## Exercise objective
Select, from the material below, each line with "placeholder" in it.

## Data
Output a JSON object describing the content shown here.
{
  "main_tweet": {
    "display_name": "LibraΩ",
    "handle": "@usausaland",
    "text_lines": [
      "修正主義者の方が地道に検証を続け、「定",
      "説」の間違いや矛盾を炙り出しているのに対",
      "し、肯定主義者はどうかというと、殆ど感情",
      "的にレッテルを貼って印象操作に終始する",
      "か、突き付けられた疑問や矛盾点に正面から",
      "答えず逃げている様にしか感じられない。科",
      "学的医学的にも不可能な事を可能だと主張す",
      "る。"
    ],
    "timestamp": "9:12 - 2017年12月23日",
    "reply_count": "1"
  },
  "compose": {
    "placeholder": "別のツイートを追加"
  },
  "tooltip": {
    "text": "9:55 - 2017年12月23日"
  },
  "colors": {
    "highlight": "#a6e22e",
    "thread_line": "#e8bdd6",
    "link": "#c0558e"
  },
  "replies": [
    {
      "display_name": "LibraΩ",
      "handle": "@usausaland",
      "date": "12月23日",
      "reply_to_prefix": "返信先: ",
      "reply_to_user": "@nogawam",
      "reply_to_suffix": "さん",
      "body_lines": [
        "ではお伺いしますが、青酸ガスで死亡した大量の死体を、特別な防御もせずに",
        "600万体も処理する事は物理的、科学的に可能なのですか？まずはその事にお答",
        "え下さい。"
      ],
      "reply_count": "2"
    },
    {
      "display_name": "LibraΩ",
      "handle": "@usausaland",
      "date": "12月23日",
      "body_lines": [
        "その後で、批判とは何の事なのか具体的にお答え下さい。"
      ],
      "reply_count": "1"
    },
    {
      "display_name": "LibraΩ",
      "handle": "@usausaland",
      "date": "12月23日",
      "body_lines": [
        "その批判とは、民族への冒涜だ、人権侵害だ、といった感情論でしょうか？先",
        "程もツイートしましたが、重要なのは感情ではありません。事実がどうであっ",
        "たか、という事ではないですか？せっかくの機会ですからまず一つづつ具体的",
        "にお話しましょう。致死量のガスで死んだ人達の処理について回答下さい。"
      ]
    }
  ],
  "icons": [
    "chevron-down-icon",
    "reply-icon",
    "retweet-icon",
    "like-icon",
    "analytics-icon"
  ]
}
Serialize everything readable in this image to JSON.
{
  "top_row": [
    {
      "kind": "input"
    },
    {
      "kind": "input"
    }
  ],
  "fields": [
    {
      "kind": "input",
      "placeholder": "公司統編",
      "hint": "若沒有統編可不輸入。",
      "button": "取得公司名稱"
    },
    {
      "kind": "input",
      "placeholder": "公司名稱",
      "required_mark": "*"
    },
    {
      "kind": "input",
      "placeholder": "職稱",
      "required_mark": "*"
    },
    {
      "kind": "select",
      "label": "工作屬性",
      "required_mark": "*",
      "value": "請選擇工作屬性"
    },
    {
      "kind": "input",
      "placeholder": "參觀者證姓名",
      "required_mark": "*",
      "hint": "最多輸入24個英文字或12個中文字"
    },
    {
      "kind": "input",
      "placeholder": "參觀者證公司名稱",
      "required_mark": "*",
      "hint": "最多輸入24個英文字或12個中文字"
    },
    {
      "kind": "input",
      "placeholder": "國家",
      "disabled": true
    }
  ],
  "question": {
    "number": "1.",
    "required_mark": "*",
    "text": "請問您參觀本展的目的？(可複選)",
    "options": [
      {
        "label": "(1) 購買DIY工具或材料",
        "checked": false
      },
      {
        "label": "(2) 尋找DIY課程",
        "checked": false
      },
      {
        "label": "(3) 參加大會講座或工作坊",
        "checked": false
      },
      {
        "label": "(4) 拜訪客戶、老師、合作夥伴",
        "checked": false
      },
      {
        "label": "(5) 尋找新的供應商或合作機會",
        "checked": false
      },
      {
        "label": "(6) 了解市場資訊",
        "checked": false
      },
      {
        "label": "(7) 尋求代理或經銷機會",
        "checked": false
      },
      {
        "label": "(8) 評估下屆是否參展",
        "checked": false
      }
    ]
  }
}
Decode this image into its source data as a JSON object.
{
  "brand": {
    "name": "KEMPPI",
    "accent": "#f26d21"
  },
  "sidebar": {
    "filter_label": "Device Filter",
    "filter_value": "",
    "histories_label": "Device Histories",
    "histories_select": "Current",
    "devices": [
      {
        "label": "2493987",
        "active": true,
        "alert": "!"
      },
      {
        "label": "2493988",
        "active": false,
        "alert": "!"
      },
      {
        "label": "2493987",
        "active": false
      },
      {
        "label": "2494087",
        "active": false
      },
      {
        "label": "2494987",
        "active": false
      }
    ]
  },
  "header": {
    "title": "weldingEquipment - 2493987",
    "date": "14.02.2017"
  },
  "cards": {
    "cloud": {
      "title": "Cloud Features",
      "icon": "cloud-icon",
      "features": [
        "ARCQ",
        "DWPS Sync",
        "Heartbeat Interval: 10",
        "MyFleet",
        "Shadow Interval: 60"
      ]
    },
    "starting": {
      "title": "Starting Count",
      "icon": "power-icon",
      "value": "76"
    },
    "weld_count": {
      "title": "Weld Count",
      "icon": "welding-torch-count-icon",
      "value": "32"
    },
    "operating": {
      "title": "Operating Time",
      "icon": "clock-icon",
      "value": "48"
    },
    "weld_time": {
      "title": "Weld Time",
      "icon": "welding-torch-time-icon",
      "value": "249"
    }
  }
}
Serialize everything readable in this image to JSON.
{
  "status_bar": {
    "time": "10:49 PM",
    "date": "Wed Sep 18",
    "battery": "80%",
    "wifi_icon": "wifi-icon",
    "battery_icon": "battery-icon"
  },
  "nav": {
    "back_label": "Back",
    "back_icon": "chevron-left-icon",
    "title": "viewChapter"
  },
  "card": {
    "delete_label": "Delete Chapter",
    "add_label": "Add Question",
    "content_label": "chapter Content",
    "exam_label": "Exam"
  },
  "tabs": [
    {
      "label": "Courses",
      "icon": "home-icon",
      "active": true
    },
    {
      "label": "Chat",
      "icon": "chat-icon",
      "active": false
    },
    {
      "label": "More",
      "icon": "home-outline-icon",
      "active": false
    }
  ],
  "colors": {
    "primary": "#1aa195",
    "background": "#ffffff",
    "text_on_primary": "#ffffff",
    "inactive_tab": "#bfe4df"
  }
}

## Your response
    "placeholder": "別のツイートを追加"
      "placeholder": "公司統編",
      "placeholder": "公司名稱",
      "placeholder": "職稱",
      "placeholder": "參觀者證姓名",
      "placeholder": "參觀者證公司名稱",
      "placeholder": "國家",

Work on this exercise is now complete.